Shiny tax-free yields may not dazzle buyers

By Michael Connor

MIAMI (Reuters) – Yields on U.S. municipal bonds look unusually attractive compared with Treasuries, but probably don’t sparkle enough to lift the tax-free market out of its doldrums.

After mostly sitting out a rally in Treasuries, as well as a sell-off in federal debt this week fanned by fears of global inflation, tax-free yields on 10-year AAA-rated maturities are now about 93 percent those of comparable Treasuries.

A top-quality 30-year muni yields 107 percent to that of a taxable yield on a 30-year Treasury, according to Municipal Market Data.

Three-month average ratios through Tuesday were 92.5 percent and 105.4 percent, according to MMD calculations.

“No one believes Treasuries are where they are on their own,” said Kenneth Naehu, managing director at Bel Air Investments Advisors in Los Angeles. “It’s like comparing munis to a rigged game.”

Naehu, who said he saw little, if any, buying due to fat tax-free yield ratios, said a massive intervention by the Federal Reserve in the Treasuries market was distorting long-term relationships between tax-free and Treasury yields and could not be relied on by investors.

“Normalized ratios are between 75 percent and 85 percent,” Naehu said. “The Fed has driven yields (in Treasuries) to artificial lows.”

Buying and selling in the $2.9 trillion muni market, which local governments tap to finance infrastructure such as roads, has been dominated for months by highly publicized fights over state budgets, ratings cuts and other news that has rattled the wealthy investors who hold most munis, according to Naehu.

“There is a lot of headline risk in the system,” Naehu said. “You will see more defaults. … Though it will be a small number, the number will be more than in the past. That will produce wider spreads in a market, where 75 percent of the people only have what they read to rely on.”

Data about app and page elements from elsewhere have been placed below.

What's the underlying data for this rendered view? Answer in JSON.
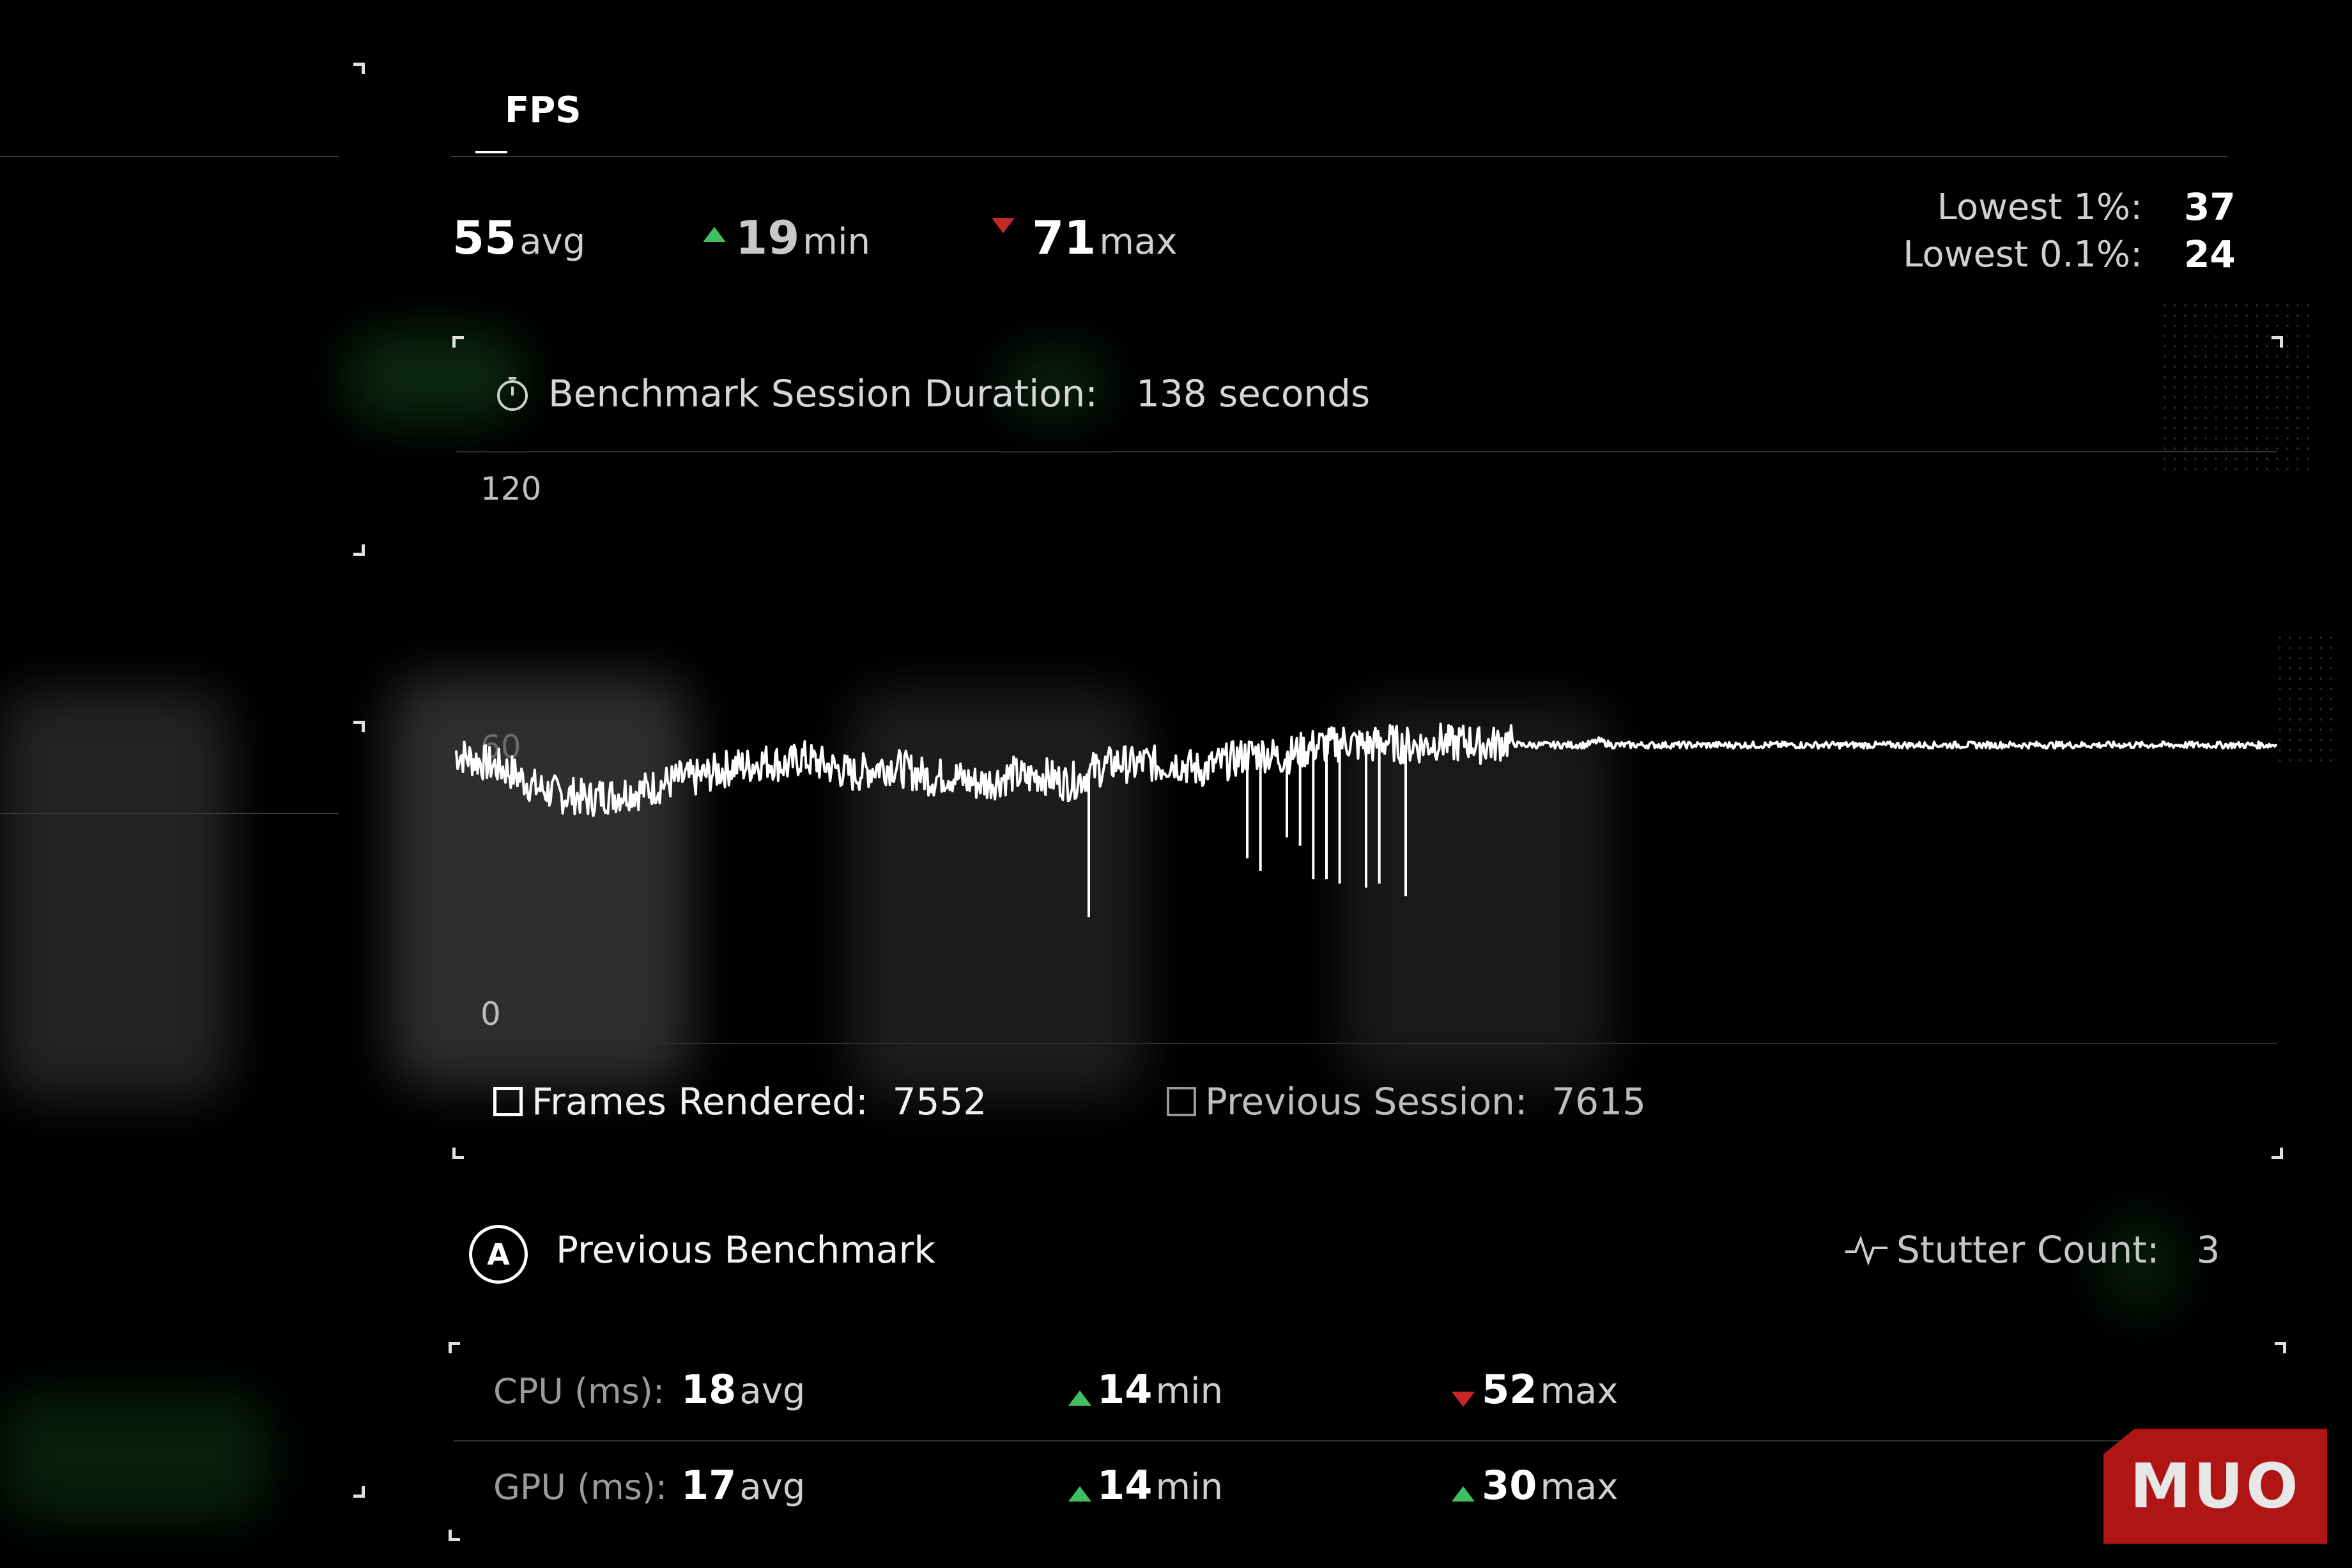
{
  "header": {
    "tab_label": "FPS"
  },
  "fps": {
    "avg_value": "55",
    "avg_unit": "avg",
    "min_value": "19",
    "min_unit": "min",
    "max_value": "71",
    "max_unit": "max",
    "lowest_1_label": "Lowest 1%:",
    "lowest_1_value": "37",
    "lowest_01_label": "Lowest 0.1%:",
    "lowest_01_value": "24"
  },
  "session": {
    "duration_label": "Benchmark Session Duration:",
    "duration_value": "138 seconds",
    "frames_label": "Frames Rendered:",
    "frames_value": "7552",
    "previous_label": "Previous Session:",
    "previous_value": "7615"
  },
  "previous_benchmark": {
    "button_glyph": "A",
    "label": "Previous Benchmark",
    "stutter_label": "Stutter Count:",
    "stutter_value": "3"
  },
  "cpu": {
    "label": "CPU (ms):",
    "avg_value": "18",
    "avg_unit": "avg",
    "min_value": "14",
    "min_unit": "min",
    "max_value": "52",
    "max_unit": "max"
  },
  "gpu": {
    "label": "GPU (ms):",
    "avg_value": "17",
    "avg_unit": "avg",
    "min_value": "14",
    "min_unit": "min",
    "max_value": "30",
    "max_unit": "max"
  },
  "watermark": "MUO",
  "colors": {
    "up": "#3fbf5f",
    "down": "#c62828",
    "line": "#ffffff",
    "logo": "#b01515"
  },
  "chart_data": {
    "type": "line",
    "x_range": [
      0,
      138
    ],
    "ylim": [
      0,
      120
    ],
    "y_ticks": [
      "120",
      "60",
      "0"
    ],
    "grid": false,
    "series": [
      {
        "values": [
          58,
          57,
          56,
          55,
          54,
          52,
          50,
          49,
          48,
          48,
          47,
          48,
          48,
          49,
          49,
          50,
          51,
          52,
          52,
          53,
          54,
          55,
          55,
          56,
          56,
          55,
          57,
          56,
          55,
          54,
          53,
          54,
          55,
          55,
          54,
          53,
          52,
          53,
          52,
          51,
          51,
          52,
          53,
          52,
          53,
          52,
          51,
          52,
          54,
          55,
          56,
          55,
          56,
          55,
          56,
          55,
          54,
          55,
          56,
          57,
          58,
          58,
          57,
          58,
          59,
          60,
          60,
          61,
          60,
          60,
          61,
          60,
          60,
          60,
          61,
          60,
          61,
          60,
          60,
          61,
          60,
          60,
          60,
          60,
          60,
          60,
          61,
          60,
          60,
          60,
          60,
          60,
          60,
          60,
          60,
          60,
          60,
          60,
          60,
          60,
          60,
          60,
          60,
          60,
          60,
          60,
          60,
          60,
          60,
          60,
          60,
          60,
          60,
          60,
          60,
          60,
          60,
          60,
          60,
          60,
          60,
          60,
          60,
          60,
          60,
          60,
          60,
          60,
          60,
          60,
          60,
          60,
          60,
          60,
          60,
          60,
          60,
          60
        ]
      }
    ],
    "dips": [
      {
        "x": 48,
        "y": 19
      },
      {
        "x": 60,
        "y": 33
      },
      {
        "x": 61,
        "y": 30
      },
      {
        "x": 63,
        "y": 38
      },
      {
        "x": 64,
        "y": 36
      },
      {
        "x": 65,
        "y": 28
      },
      {
        "x": 66,
        "y": 28
      },
      {
        "x": 67,
        "y": 27
      },
      {
        "x": 69,
        "y": 26
      },
      {
        "x": 70,
        "y": 27
      },
      {
        "x": 72,
        "y": 24
      }
    ]
  }
}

Other muni professionals also shrug off any benefit from rich muni yields and are distinctly gloomy, according to an MMD survey last week that showed big jumps in bearish sentiment among traders and portfolio managers.

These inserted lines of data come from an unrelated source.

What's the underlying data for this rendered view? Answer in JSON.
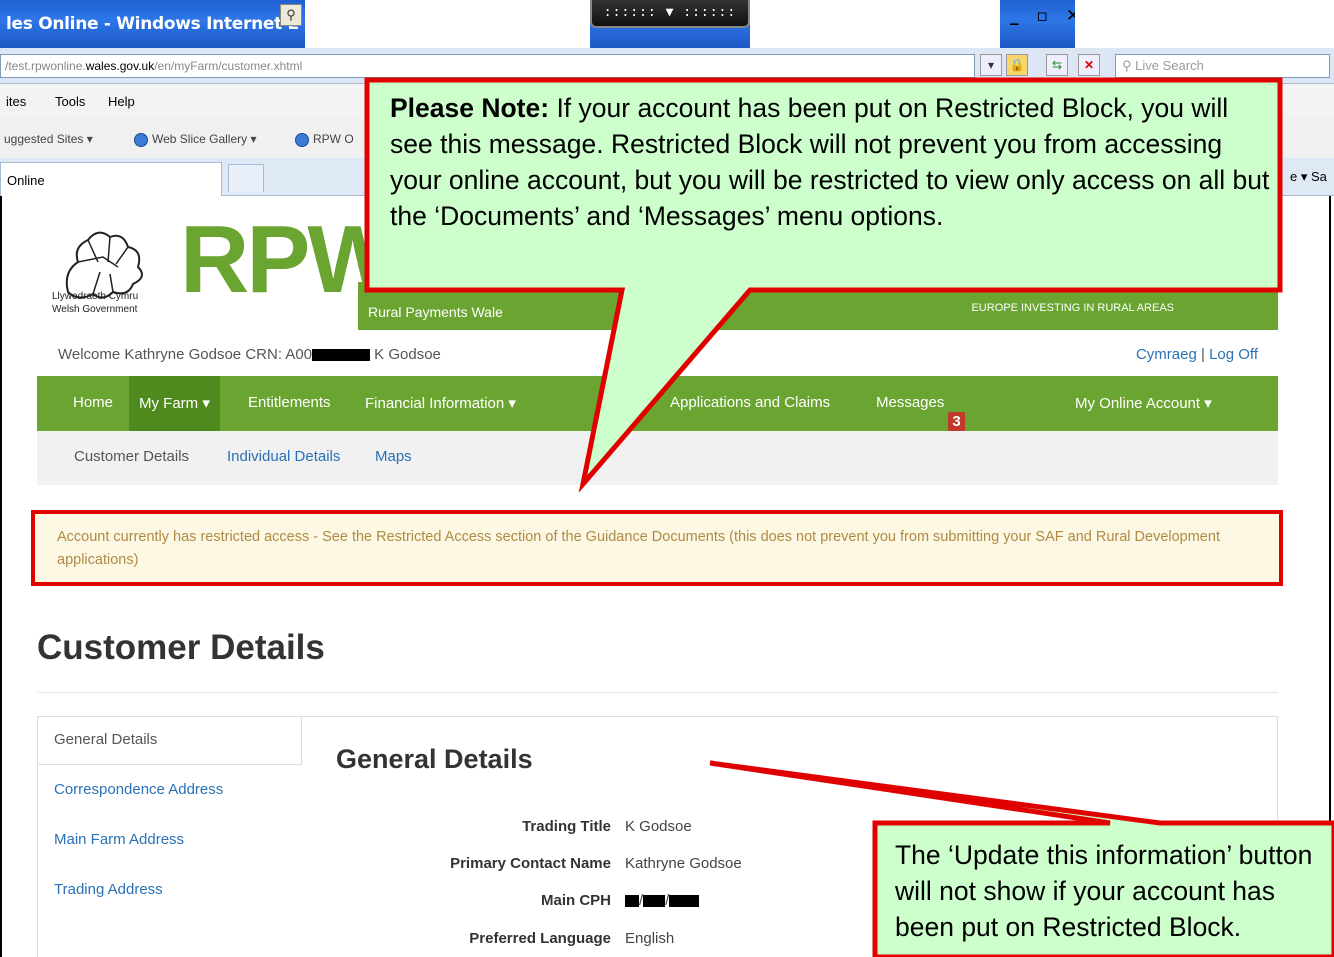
{
  "browser": {
    "window_title": "les Online - Windows Internet E",
    "window_controls": "_ ̈ ×",
    "rdp_bar": ":::::: ▼ ::::::",
    "url_prefix": "/test.rpwonline.",
    "url_domain": "wales.gov.uk",
    "url_suffix": "/en/myFarm/customer.xhtml",
    "search_placeholder": "Live Search",
    "menu": [
      "ites",
      "Tools",
      "Help"
    ],
    "favorites": [
      "uggested Sites ▾",
      "Web Slice Gallery ▾",
      "RPW O"
    ],
    "tab_label": "Online",
    "toolbar_fragment": "e ▾  Sa"
  },
  "site": {
    "logo": "RPW",
    "crest_line1": "Llywodraeth Cymru",
    "crest_line2": "Welsh Government",
    "subtitle": "Rural Payments Wale",
    "europe": "EUROPE INVESTING IN RURAL AREAS",
    "welcome_prefix": "Welcome Kathryne Godsoe CRN: A00",
    "welcome_suffix": " K Godsoe",
    "cymraeg": "Cymraeg",
    "separator": " | ",
    "log_off": "Log Off"
  },
  "nav": {
    "home": "Home",
    "my_farm": "My Farm ▾",
    "entitlements": "Entitlements",
    "financial": "Financial Information ▾",
    "applications": "Applications and Claims",
    "messages": "Messages",
    "messages_count": "3",
    "my_account": "My Online Account ▾"
  },
  "subnav": {
    "customer_details": "Customer Details",
    "individual_details": "Individual Details",
    "maps": "Maps"
  },
  "alert": "Account currently has restricted access - See the Restricted Access section of the Guidance Documents (this does not prevent you from submitting your SAF and Rural Development applications)",
  "page_title": "Customer Details",
  "sidebar": {
    "general": "General Details",
    "correspondence": "Correspondence Address",
    "main_farm": "Main Farm Address",
    "trading": "Trading Address"
  },
  "general": {
    "title": "General Details",
    "fields": [
      {
        "label": "Trading Title",
        "value": "K Godsoe"
      },
      {
        "label": "Primary Contact Name",
        "value": "Kathryne Godsoe"
      },
      {
        "label": "Main CPH",
        "value": ""
      },
      {
        "label": "Preferred Language",
        "value": "English"
      }
    ]
  },
  "callout_top": {
    "bold": "Please Note:",
    "text": "  If your account has been put on Restricted Block, you will see this message.  Restricted Block will not prevent you from accessing your online account, but you will be restricted to view only access on all but the ‘Documents’ and ‘Messages’ menu options."
  },
  "callout_bottom": {
    "text": "The ‘Update this information’ button will not show if your account has been put on Restricted Block."
  },
  "colors": {
    "brand_green": "#6aa531",
    "link_blue": "#2a72b5",
    "callout_fill": "#ccffcc",
    "callout_border": "#e00000"
  }
}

The survey found 88 percent of traders reported themselves as bearish on munis over the next one to two months, while 67 percent of portfolio managers were bearish.

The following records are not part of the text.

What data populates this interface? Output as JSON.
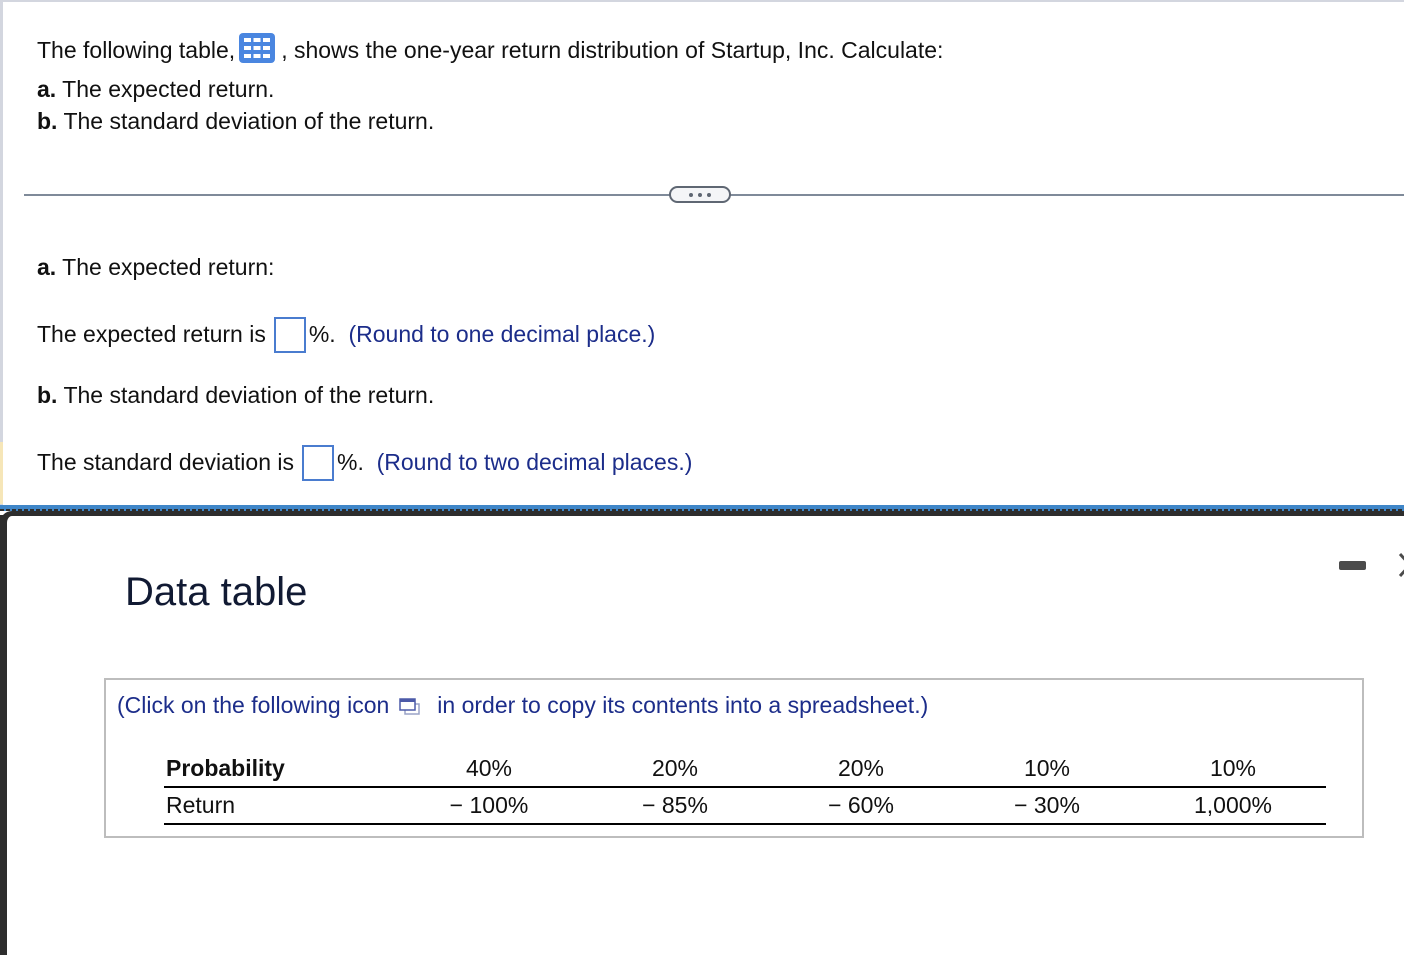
{
  "question": {
    "intro_before_icon": "The following table,",
    "intro_after_icon": ", shows the one-year return distribution of Startup, Inc. Calculate:",
    "table_icon": "grid-table-icon",
    "parts": [
      {
        "label": "a.",
        "text": "The expected return."
      },
      {
        "label": "b.",
        "text": "The standard deviation of the return."
      }
    ]
  },
  "more_button": {
    "label": "more",
    "icon": "ellipsis-icon"
  },
  "answers": {
    "part_a": {
      "heading_label": "a.",
      "heading_text": "The expected return:",
      "prompt": "The expected return is",
      "value": "",
      "unit": "%.",
      "hint": "(Round to one decimal place.)"
    },
    "part_b": {
      "heading_label": "b.",
      "heading_text": "The standard deviation of the return.",
      "prompt": "The standard deviation is",
      "value": "",
      "unit": "%.",
      "hint": "(Round to two decimal places.)"
    }
  },
  "dialog": {
    "title": "Data table",
    "minimize_icon": "minimize-icon",
    "close_icon": "close-icon",
    "copy_note_before": "(Click on the following icon",
    "copy_note_after": "in order to copy its contents into a spreadsheet.)",
    "copy_icon": "copy-to-spreadsheet-icon",
    "table": {
      "rows": [
        {
          "header": "Probability",
          "values": [
            "40%",
            "20%",
            "20%",
            "10%",
            "10%"
          ]
        },
        {
          "header": "Return",
          "values": [
            "− 100%",
            "− 85%",
            "− 60%",
            "− 30%",
            "1,000%"
          ]
        }
      ]
    }
  },
  "colors": {
    "hint_text": "#1c2d8a",
    "input_border": "#4a7ccf",
    "icon_blue": "#4a86e0",
    "dialog_accent": "#3f86c8"
  }
}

Secondary trading in munis on Wednesday was light and prices were mostly off but for some gains in short maturities, according to MMD. Treasuries fell sharply.

Yields on AAA-rated 10-year muni bonds rose 2 basis points to 3.25 percent, while 30-year yields also rose 2 basis points to 4.82 percent, according to MMD, a unit of Thomson Reuters.

(Reporting by Michael Connor; editing by Leslie Adler)

Shiny tax-free yields may not dazzle buyers